Several African and Middle Eastern countries use UTC+03:00 all year long, where it called East Africa Time (EAT) and Arabia Standard Time (AST).

History[edit]

Until 2011, Further-eastern European Time was identical to Eastern European Time (UTC+2; UTC+3 with daylight saving time). However, on 27 March 2011, Russia moved to the so-called "year-round daylight saving time",[1] so that clocks would remain on what had been the summer time all year round, making Kaliningrad Time permanently set to UTC+3, peculiarly placing its time ahead of countries to its east during winter. Belarus followed Russia on 15 September 2011,[2] and the same decision was made by the Ukrainian parliament on 20 September 2011.[3] After strong criticism from the mass media, on 18 October 2011 the Ukrainian parliament cancelled its previous decision.[4] Transnistria, a breakaway territory from Moldova on the eastern side of the Dniester river bordering Ukraine, followed Ukraine by at first adopting Further-eastern European Time[5] but later cancelling this decision.[6]

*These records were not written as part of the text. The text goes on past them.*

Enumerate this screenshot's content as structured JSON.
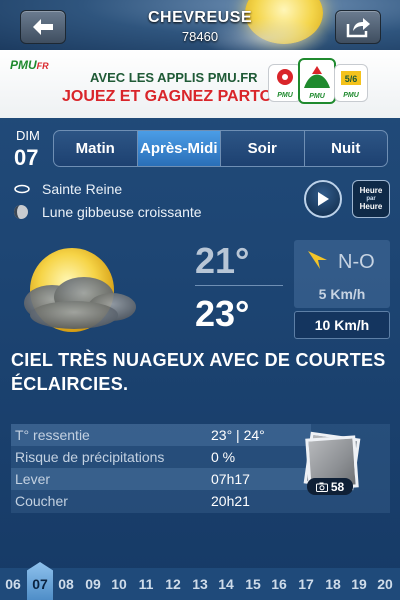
{
  "header": {
    "city": "CHEVREUSE",
    "zip": "78460",
    "back_icon": "back-arrow-icon",
    "share_icon": "share-icon"
  },
  "ad": {
    "logo": "PMU",
    "logo_suffix": "FR",
    "line1": "AVEC LES APPLIS PMU.FR",
    "line2": "JOUEZ ET GAGNEZ PARTOUT",
    "apps": [
      "PMU",
      "PMU",
      "PMU"
    ]
  },
  "day": {
    "name": "DIM",
    "number": "07"
  },
  "tabs": [
    "Matin",
    "Après-Midi",
    "Soir",
    "Nuit"
  ],
  "active_tab": "Après-Midi",
  "saint": "Sainte Reine",
  "moon": "Lune gibbeuse croissante",
  "hourly": {
    "line1": "Heure",
    "line2": "par",
    "line3": "Heure"
  },
  "temps": {
    "low": "21°",
    "high": "23°"
  },
  "wind": {
    "direction": "N-O",
    "speed": "5 Km/h",
    "gust": "10 Km/h"
  },
  "description": "CIEL TRÈS NUAGEUX AVEC DE COURTES ÉCLAIRCIES.",
  "details": [
    {
      "label": "T° ressentie",
      "value": "23° | 24°"
    },
    {
      "label": "Risque de précipitations",
      "value": "0 %"
    },
    {
      "label": "Lever",
      "value": "07h17"
    },
    {
      "label": "Coucher",
      "value": "20h21"
    }
  ],
  "photos": {
    "count": "58",
    "icon": "camera-icon"
  },
  "days": [
    "06",
    "07",
    "08",
    "09",
    "10",
    "11",
    "12",
    "13",
    "14",
    "15",
    "16",
    "17",
    "18",
    "19",
    "20"
  ],
  "selected_day": "07",
  "colors": {
    "accent": "#3a86d0",
    "background": "#1d4573",
    "sun": "#f4d54a"
  }
}
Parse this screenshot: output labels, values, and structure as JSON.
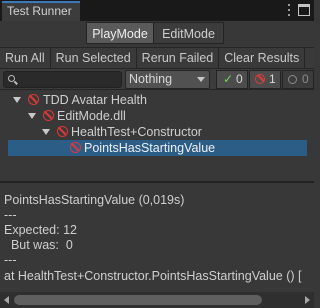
{
  "window": {
    "tab_title": "Test Runner",
    "icons": [
      "kebab-menu-icon",
      "maximize-icon"
    ]
  },
  "modes": {
    "play": "PlayMode",
    "edit": "EditMode",
    "active": "PlayMode"
  },
  "toolbar": {
    "run_all": "Run All",
    "run_selected": "Run Selected",
    "rerun_failed": "Rerun Failed",
    "clear_results": "Clear Results"
  },
  "filter": {
    "search_value": "",
    "dropdown_value": "Nothing",
    "passed_count": "0",
    "failed_count": "1",
    "skipped_count": "0"
  },
  "tree": [
    {
      "label": "TDD Avatar Health",
      "status": "failed",
      "expanded": true
    },
    {
      "label": "EditMode.dll",
      "status": "failed",
      "expanded": true
    },
    {
      "label": "HealthTest+Constructor",
      "status": "failed",
      "expanded": true
    },
    {
      "label": "PointsHasStartingValue",
      "status": "failed",
      "selected": true
    }
  ],
  "details": {
    "lines": [
      "PointsHasStartingValue (0,019s)",
      "---",
      "Expected: 12",
      "  But was:  0",
      "---",
      "at HealthTest+Constructor.PointsHasStartingValue () ["
    ]
  },
  "colors": {
    "selection": "#2c5d87",
    "fail": "#e03737",
    "pass": "#6cd44a",
    "tab_accent": "#3a79bb"
  }
}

The name "Further-eastern European Time" seems to have come from work on the tz database.[7][8][9]

See also[edit]

References[edit]

  1. ^ Russia Time Change
  2. ^ Eternal Daylight Saving Time (DST) in Belarus
  3. ^ Ukraine cancels use of daylight saving time, Kyiv Post (September 20, 2011)
  4. ^ "Ukraine to return to standard time on Oct. 30 (updated)". Kyiv Post. 18 October 2011. Retrieved 18 October 2011. 
  5. ^ Transnistria stays on Daylight Saving Time
  6. ^ Transnistria's clocks move back October 30, 2011
  7. ^ Tim Parenti and Paul Eggert (Sep 20, 2011). "Ukraine adopts UTC+3 year-round". Retrieved 1 Dec 2011. 
  8. ^ Alexander Bokovoy, employed at Red Hat Software (Sep 21, 2011). Дальневосточное Европейское время (in Russian). Retrieved 16 Oct 2011. 
  9. ^ Edwin Groothuis, at freebsd.org (27 Sep 2011). "cvs commit: ports/misc/zoneinfo Makefile distinfo". Retrieved 16 Oct 2011.